» ABOUT THIS TASK
What lines below contain the word "kind"? Please pull each one out.

» SOURCE DATA

_____

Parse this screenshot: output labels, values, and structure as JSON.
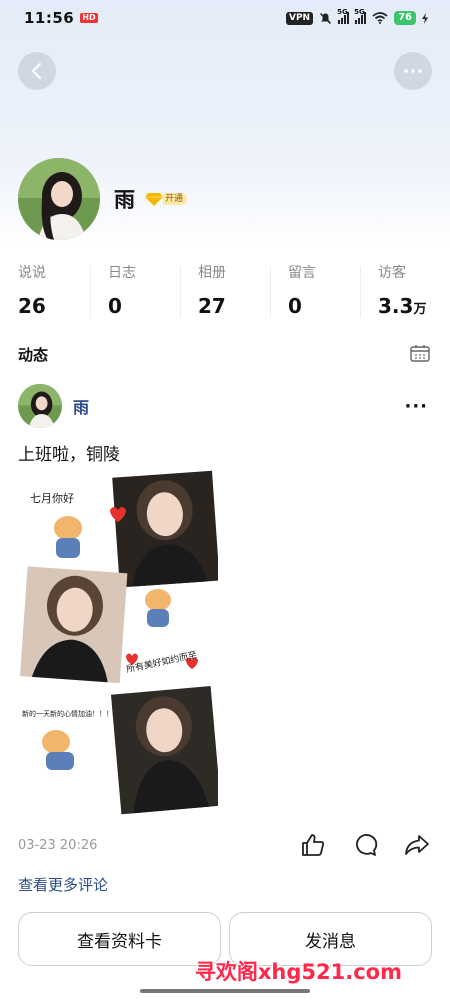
{
  "status_bar": {
    "time": "11:56",
    "hd_badge": "HD",
    "vpn": "VPN",
    "signal1": "5G",
    "signal2": "5G",
    "battery": "76"
  },
  "profile": {
    "name": "雨",
    "vip_label": "开通"
  },
  "stats": [
    {
      "label": "说说",
      "value": "26",
      "unit": ""
    },
    {
      "label": "日志",
      "value": "0",
      "unit": ""
    },
    {
      "label": "相册",
      "value": "27",
      "unit": ""
    },
    {
      "label": "留言",
      "value": "0",
      "unit": ""
    },
    {
      "label": "访客",
      "value": "3.3",
      "unit": "万"
    }
  ],
  "feed": {
    "title": "动态"
  },
  "post": {
    "author": "雨",
    "text": "上班啦，铜陵",
    "image_captions": [
      "七月你好",
      "所有美好如约而至",
      "新的一天新的心情加油！！！"
    ],
    "time": "03-23 20:26",
    "more_comments": "查看更多评论"
  },
  "buttons": {
    "view_card": "查看资料卡",
    "send_message": "发消息"
  },
  "watermark": "寻欢阁xhg521.com",
  "colors": {
    "link": "#2a4b8d",
    "watermark": "#ff2a4b",
    "battery": "#3cc46a"
  }
}
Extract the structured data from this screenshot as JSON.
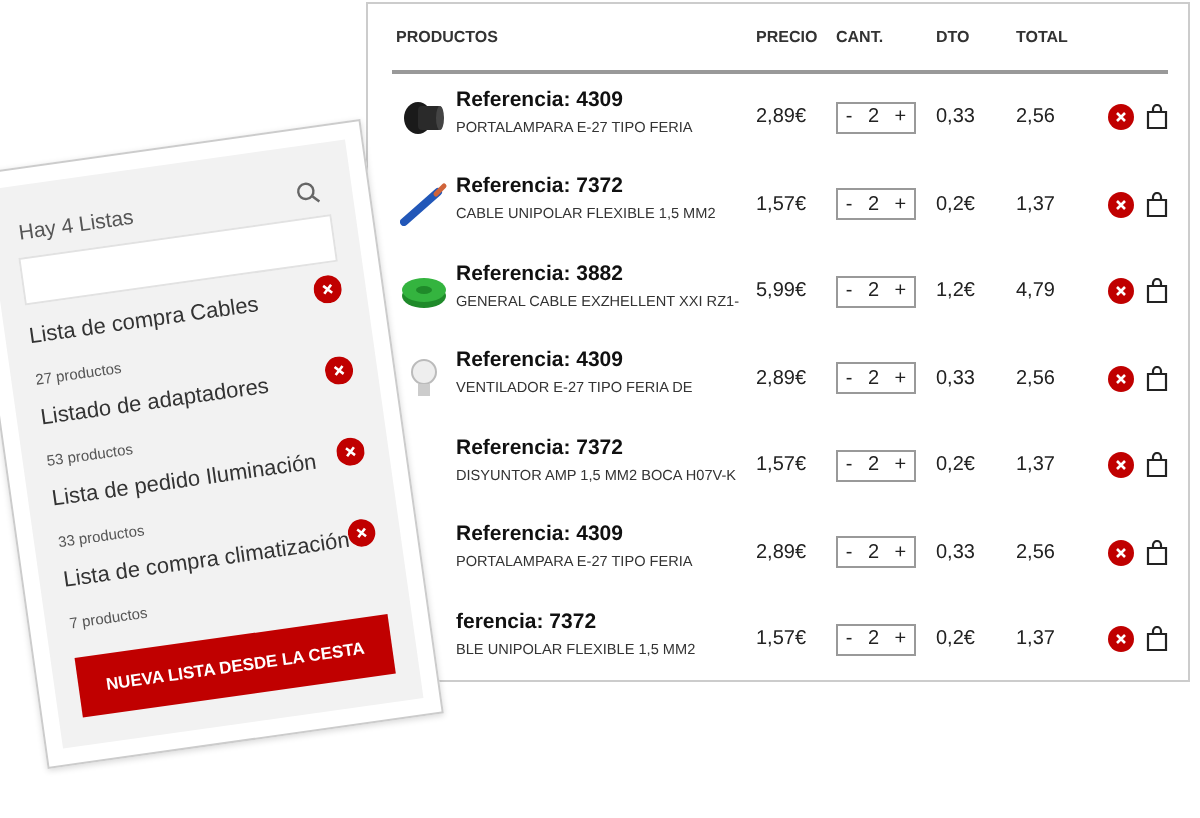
{
  "cart_table": {
    "columns": [
      "PRODUCTOS",
      "PRECIO",
      "CANT.",
      "DTO",
      "TOTAL"
    ],
    "rows": [
      {
        "kind": "socket",
        "reference": "Referencia: 4309",
        "description": "PORTALAMPARA E-27 TIPO FERIA",
        "price": "2,89€",
        "qty": {
          "minus": "-",
          "value": "2",
          "plus": "+"
        },
        "discount": "0,33",
        "total": "2,56"
      },
      {
        "kind": "cable",
        "reference": "Referencia: 7372",
        "description": "CABLE UNIPOLAR FLEXIBLE 1,5 MM2",
        "price": "1,57€",
        "qty": {
          "minus": "-",
          "value": "2",
          "plus": "+"
        },
        "discount": "0,2€",
        "total": "1,37"
      },
      {
        "kind": "reel",
        "reference": "Referencia: 3882",
        "description": "GENERAL CABLE EXZHELLENT XXI RZ1-",
        "price": "5,99€",
        "qty": {
          "minus": "-",
          "value": "2",
          "plus": "+"
        },
        "discount": "1,2€",
        "total": "4,79"
      },
      {
        "kind": "bulb",
        "reference": "Referencia: 4309",
        "description": "VENTILADOR E-27 TIPO FERIA DE",
        "price": "2,89€",
        "qty": {
          "minus": "-",
          "value": "2",
          "plus": "+"
        },
        "discount": "0,33",
        "total": "2,56"
      },
      {
        "reference": "Referencia: 7372",
        "description": "DISYUNTOR AMP 1,5 MM2 BOCA H07V-K",
        "price": "1,57€",
        "qty": {
          "minus": "-",
          "value": "2",
          "plus": "+"
        },
        "discount": "0,2€",
        "total": "1,37"
      },
      {
        "reference": "Referencia: 4309",
        "description": "PORTALAMPARA E-27 TIPO FERIA",
        "price": "2,89€",
        "qty": {
          "minus": "-",
          "value": "2",
          "plus": "+"
        },
        "discount": "0,33",
        "total": "2,56"
      },
      {
        "reference": "ferencia: 7372",
        "description": "BLE UNIPOLAR FLEXIBLE 1,5 MM2",
        "price": "1,57€",
        "qty": {
          "minus": "-",
          "value": "2",
          "plus": "+"
        },
        "discount": "0,2€",
        "total": "1,37"
      }
    ]
  },
  "lists_panel": {
    "title": "Hay 4 Listas",
    "lists": [
      {
        "name": "Lista de compra Cables",
        "count": "27 productos"
      },
      {
        "name": "Listado de adaptadores",
        "count": "53 productos"
      },
      {
        "name": "Lista de pedido Iluminación",
        "count": "33 productos"
      },
      {
        "name": "Lista de compra climatización",
        "count": "7 productos"
      }
    ],
    "button": "NUEVA LISTA DESDE LA CESTA"
  }
}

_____

» SOLUTION TO THIS EXERCISE
        "kind": "socket",
        "kind": "cable",
        "kind": "reel",
        "kind": "bulb",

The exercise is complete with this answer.